*Directions*
Please list all lines of the material below in which the string "Client" occurs.
• • • • • • •
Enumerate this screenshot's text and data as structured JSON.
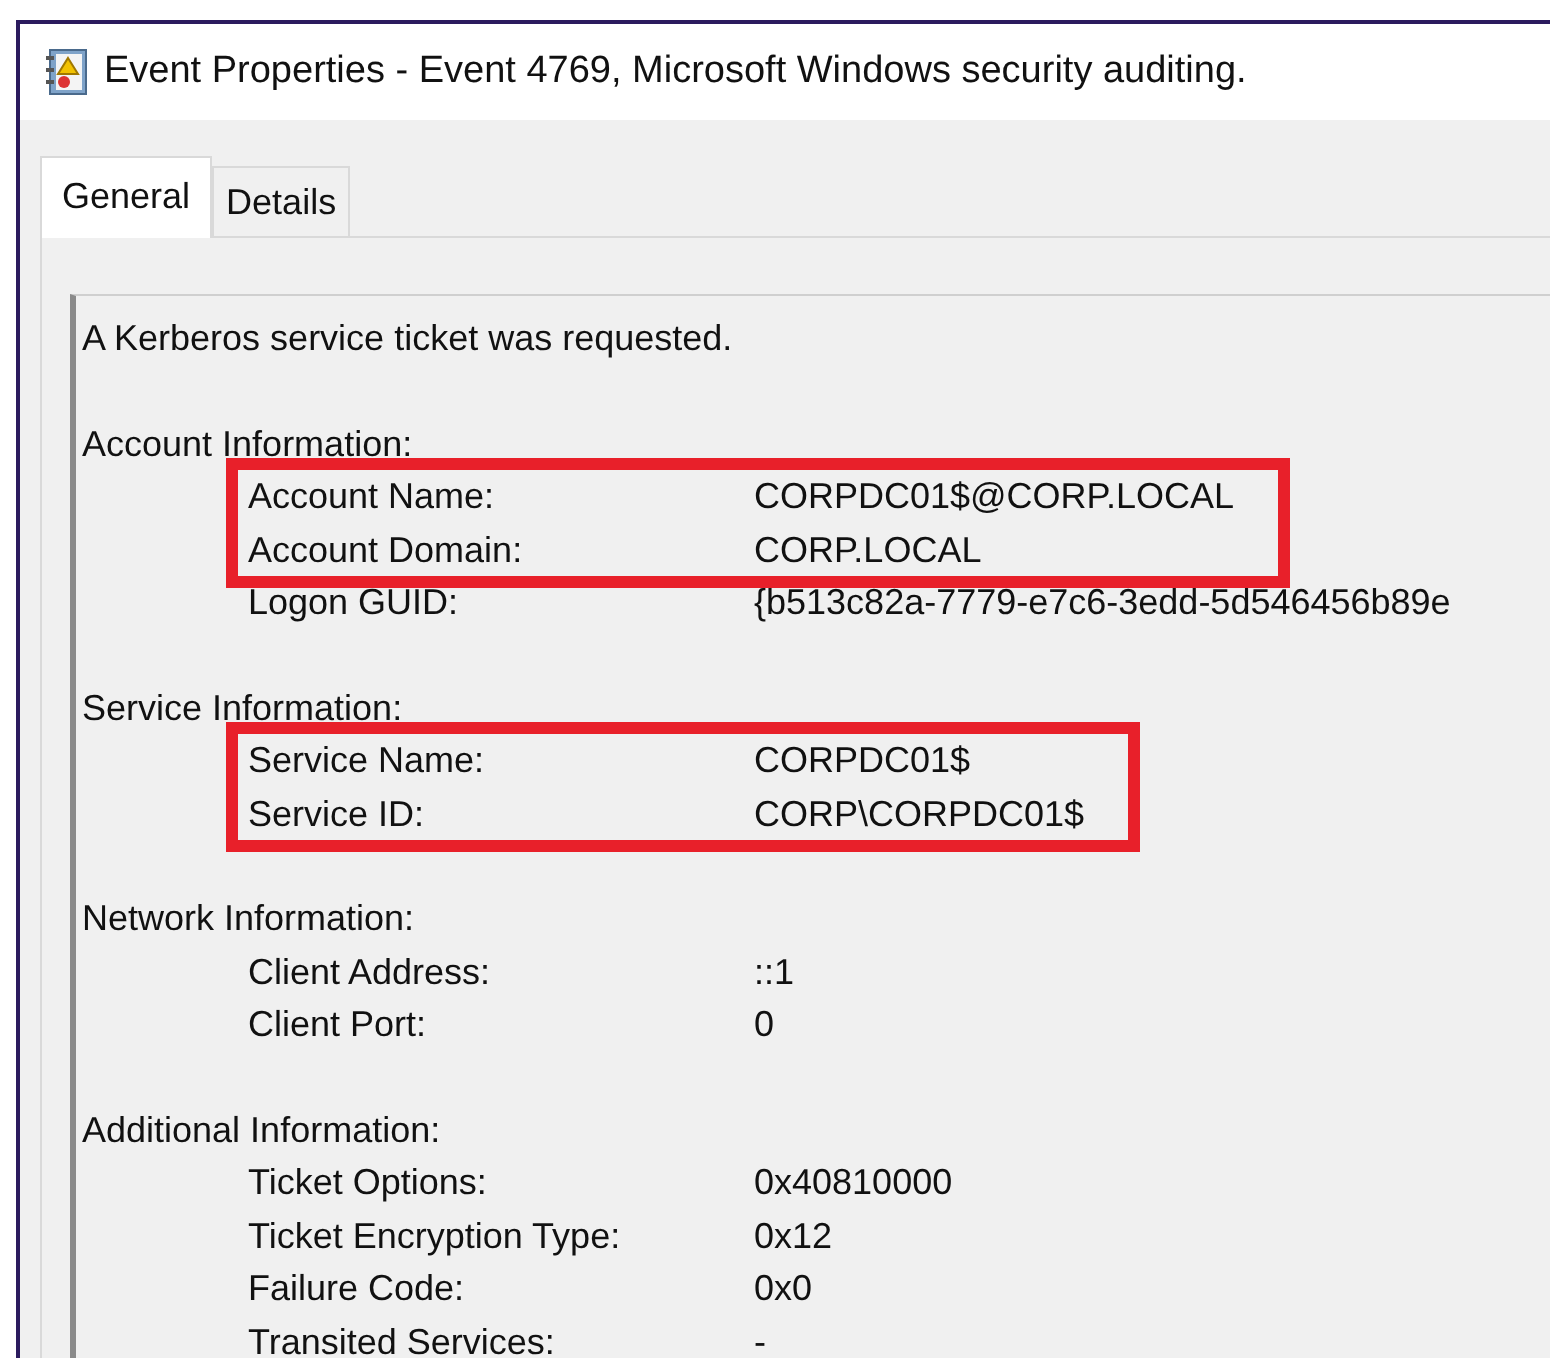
{
  "window": {
    "title": "Event Properties - Event 4769, Microsoft Windows security auditing."
  },
  "tabs": [
    {
      "label": "General",
      "selected": true
    },
    {
      "label": "Details",
      "selected": false
    }
  ],
  "description": {
    "summary": "A Kerberos service ticket was requested.",
    "sections": [
      {
        "heading": "Account Information:",
        "groups": [
          {
            "highlighted": true,
            "fields": [
              {
                "label": "Account Name:",
                "value": "CORPDC01$@CORP.LOCAL"
              },
              {
                "label": "Account Domain:",
                "value": "CORP.LOCAL"
              }
            ]
          },
          {
            "highlighted": false,
            "fields": [
              {
                "label": "Logon GUID:",
                "value": "{b513c82a-7779-e7c6-3edd-5d546456b89e"
              }
            ]
          }
        ]
      },
      {
        "heading": "Service Information:",
        "groups": [
          {
            "highlighted": true,
            "fields": [
              {
                "label": "Service Name:",
                "value": "CORPDC01$"
              },
              {
                "label": "Service ID:",
                "value": "CORP\\CORPDC01$"
              }
            ]
          }
        ]
      },
      {
        "heading": "Network Information:",
        "groups": [
          {
            "highlighted": false,
            "fields": [
              {
                "label": "Client Address:",
                "value": "::1"
              },
              {
                "label": "Client Port:",
                "value": "0"
              }
            ]
          }
        ]
      },
      {
        "heading": "Additional Information:",
        "groups": [
          {
            "highlighted": false,
            "fields": [
              {
                "label": "Ticket Options:",
                "value": "0x40810000"
              },
              {
                "label": "Ticket Encryption Type:",
                "value": "0x12"
              },
              {
                "label": "Failure Code:",
                "value": "0x0"
              },
              {
                "label": "Transited Services:",
                "value": "-"
              }
            ]
          }
        ]
      }
    ]
  }
}
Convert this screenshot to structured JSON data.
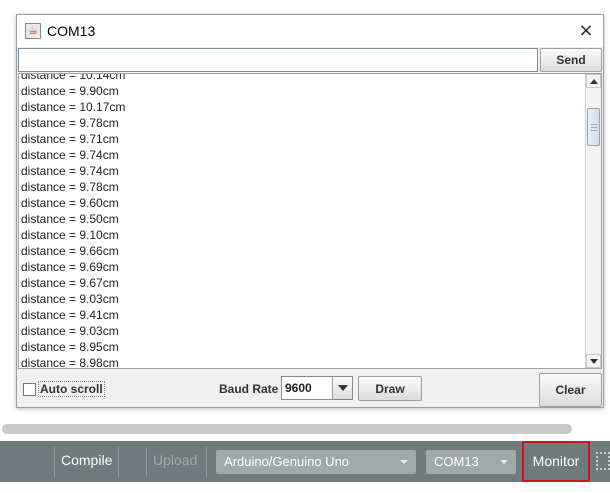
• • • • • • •
*Task answer*
                "label": "Client Address:",
                "label": "Client Port:",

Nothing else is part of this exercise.